This Plan is primary for retirees who are not working, regardless of other coverage under a spouse's plan.
The primary plan always pays benefits first, without considering the other plan. The secondary plan then pays based on its provisions — up to the total allowable expenses covered by that plan or up to the total of all covered expenses.
Coverage of a child
When a child is covered under both parents' plans, the birthday rule is used; the plan of the parent whose birthday occurs earlier in the year is the primary plan. The other parent's plan is secondary. If both parents have the same birthday or your spouse's plan has not adopted the birthday rule, the ExxonMobil Dental Plan will consider the plan which has covered the child longer as primary.
There are special rules for children of divorced or separated parents. Unless specifically ordered otherwise by a court decree, the plan of the parent with custody, if he or she has not remarried, is primary and the plan of the non-custodial parent is secondary. If the parent with custody remarries, that parent's plan is primary, the stepparent's plan is secondary and the plan of the non-custodial parent is last.
Retirees covered by two plans
If a retiree covered by the Dental Plan obtains a full-time job in which the retiree is covered by the new employer's dental plan, that plan becomes the primary plan and the Dental Plan is secondary.
When the retiree leaves the last employer, the plan in which the retiree was covered for the longer period becomes the primary plan and the other plan is secondary.

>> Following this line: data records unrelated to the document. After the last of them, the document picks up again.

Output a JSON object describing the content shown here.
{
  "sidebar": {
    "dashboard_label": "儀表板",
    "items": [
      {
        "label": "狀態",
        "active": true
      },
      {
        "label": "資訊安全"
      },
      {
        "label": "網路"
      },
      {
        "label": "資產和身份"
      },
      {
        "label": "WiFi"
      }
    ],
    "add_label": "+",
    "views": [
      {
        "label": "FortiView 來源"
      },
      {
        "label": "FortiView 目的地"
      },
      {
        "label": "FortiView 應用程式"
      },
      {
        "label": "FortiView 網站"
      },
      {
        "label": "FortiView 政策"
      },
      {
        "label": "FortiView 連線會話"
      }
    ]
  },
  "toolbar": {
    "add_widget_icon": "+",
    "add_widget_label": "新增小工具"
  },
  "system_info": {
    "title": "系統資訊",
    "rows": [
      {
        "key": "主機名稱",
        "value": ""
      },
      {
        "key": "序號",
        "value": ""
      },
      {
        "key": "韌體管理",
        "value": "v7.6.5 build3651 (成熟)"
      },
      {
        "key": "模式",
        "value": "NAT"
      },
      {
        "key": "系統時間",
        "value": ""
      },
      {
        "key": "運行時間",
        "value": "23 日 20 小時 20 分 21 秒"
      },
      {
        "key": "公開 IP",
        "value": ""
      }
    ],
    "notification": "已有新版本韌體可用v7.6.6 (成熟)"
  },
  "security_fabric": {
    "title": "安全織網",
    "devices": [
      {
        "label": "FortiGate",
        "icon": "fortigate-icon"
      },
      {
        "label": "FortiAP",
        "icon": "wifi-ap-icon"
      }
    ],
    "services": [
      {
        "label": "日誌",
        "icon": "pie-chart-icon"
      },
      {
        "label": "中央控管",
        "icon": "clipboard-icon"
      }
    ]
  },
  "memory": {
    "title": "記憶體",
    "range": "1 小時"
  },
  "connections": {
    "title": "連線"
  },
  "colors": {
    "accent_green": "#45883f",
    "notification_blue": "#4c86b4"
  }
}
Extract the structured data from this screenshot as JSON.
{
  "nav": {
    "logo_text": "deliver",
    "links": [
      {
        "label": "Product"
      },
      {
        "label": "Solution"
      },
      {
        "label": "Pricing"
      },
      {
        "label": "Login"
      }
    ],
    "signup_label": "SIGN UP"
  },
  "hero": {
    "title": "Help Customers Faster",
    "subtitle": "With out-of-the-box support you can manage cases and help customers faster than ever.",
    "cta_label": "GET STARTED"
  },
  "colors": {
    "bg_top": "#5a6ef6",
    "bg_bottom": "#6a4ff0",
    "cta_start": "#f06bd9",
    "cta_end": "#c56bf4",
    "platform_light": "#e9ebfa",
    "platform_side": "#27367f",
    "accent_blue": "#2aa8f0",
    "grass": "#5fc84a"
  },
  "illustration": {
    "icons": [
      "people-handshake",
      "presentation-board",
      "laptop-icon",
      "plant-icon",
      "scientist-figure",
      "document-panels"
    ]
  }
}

If payment for covered dental expenses should have been made under this Plan, but has been made under any other plan, any insurance company or other organization may be reimbursed an amount the Administrator-Benefits determines will satisfy the intent of coordination of benefits provisions. That amount will be considered to be benefits paid under this Plan and shall fully discharge any obligation to make such payments.
Medical claims for dental work
Some medical plans cover certain dental procedures by a dentist or oral surgeon. Dental procedures that may be covered by your medical plan include:
- Drugs prescribed by your dentist (would be covered by your prescription plan).
- Treatment of fractures or dislocations of the jaw.
- Treatment of teeth and surrounding tissue damaged due to an injury sustained while covered by the Plan. If an accident occurs, claims may be payable as medical expenses, but claims are not coordinated with the ExxonMobil Dental Plan.
For information on which procedures performed by a dentist or oral surgeon may be considered to be medical in nature, contact Aetna Member Services.
After all the medical plans have responded, submit a dental claim form with the medical EOB form(s) explaining the determination of benefits under the medical plan(s), along with a copy of your bill, to Aetna.
If you are an employee who participates in the ExxonMobil Pre-Tax Spending Plan Health Care Flexible Spending Account (HCFSA), Aetna will automatically process any eligible expenses remaining from your dental claim and send you the spending account reimbursement, if you have elected HCFSA automatic reimbursement. This means that, in most cases, you will not need to file a separate pre-tax claim form.